So far, there has been little if any connection established between discarded scrap tires and the spread of the West Nile virus.
But that doesn't mean tires will forever have a clean bill of health regarding the virus, which so far this year has accounted for 46 deaths out of 1,201 reported U.S. cases, experts said. Scrap tires already are known to breed disease-causing mosquitoes if left alone and unprocessed.
The West Nile virus is spread by infected mosquitoes to birds, horses and other animals. The Centers for Disease Control and Prevention estimate that more than 110 species of birds in the U.S. have been infected with the virus. The CDC reports only six of the 48 continental states have escaped the virus entirely, and people have been infected in 29 states.
``The information that I have suggests that the mosquitoes that nest in tire piles aren't necessarily those that carry the West Nile virus,'' said Michael Blumenthal, senior technical director for the Rubber Manufacturers Association.
Mosquitoes of the species Culex-also known as ``wood'' mosquitoes-are by far the most likely to carry West Nile, according to Blumenthal.

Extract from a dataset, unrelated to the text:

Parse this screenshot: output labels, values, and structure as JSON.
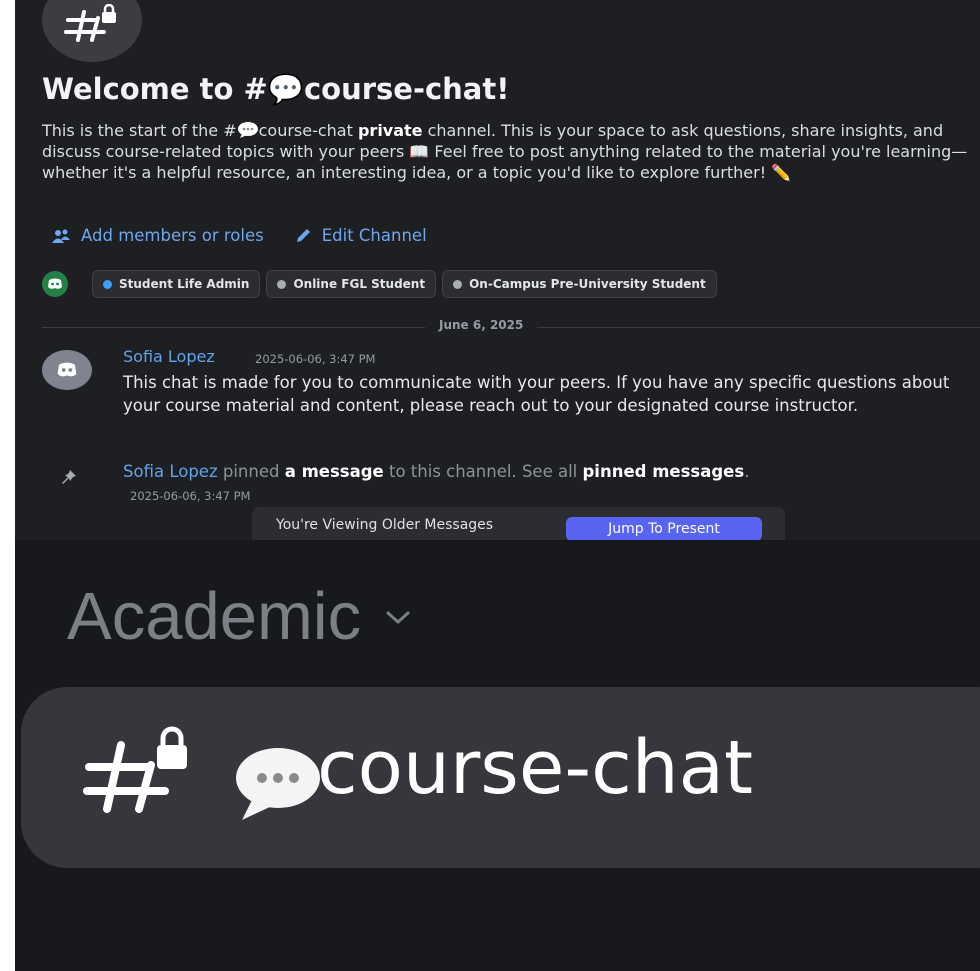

Culex mosquitoes tend to breed in water collected in or near trees, whereas the Aedes mosquito-including Aedes albopictus, or the Asian tiger mosquito, which first entered this country via infested tires-is the type most likely to lay eggs in stagnant water collected in scrap tires.
However, Culex mosquitoes sometimes breed in tires, and Aedes mosquitoes occasionally can carry the West Nile virus, particularly if they bite birds that have the virus. Aedes albopictus has a further nasty reputation as a carrier of encephalitis and dengue fever.
Scrap tire processing facilities aren't likely breeding grounds for West Nile-carrying mosquitoes, according to Blumenthal. A properly processed tire-chipped, ground or fumigated, or else moved off the property within two weeks-isn't a prospect for the laying or hatching of mosquito eggs.
``It takes 14 to 17 days between the laying and the hatching of a mosquito egg, so if you move the tires out within 14 days, you will disrupt the mosquito's life cycle,'' he said.
Furthermore, the vast majority of mosquitoes never travel farther than 500 to 1,000 yards from where they were hatched, Blumenthal said. Since most scrap tire processing facilities aren't in residential areas, they provide a dearth of human fodder for mosquitoes.
However, this does mean that single tires or small groups of tires on residential property-``abandoned in an old barn, or even used as a tire swing where someone forgot to punch a hole in the tire,'' he said-are potential danger zones.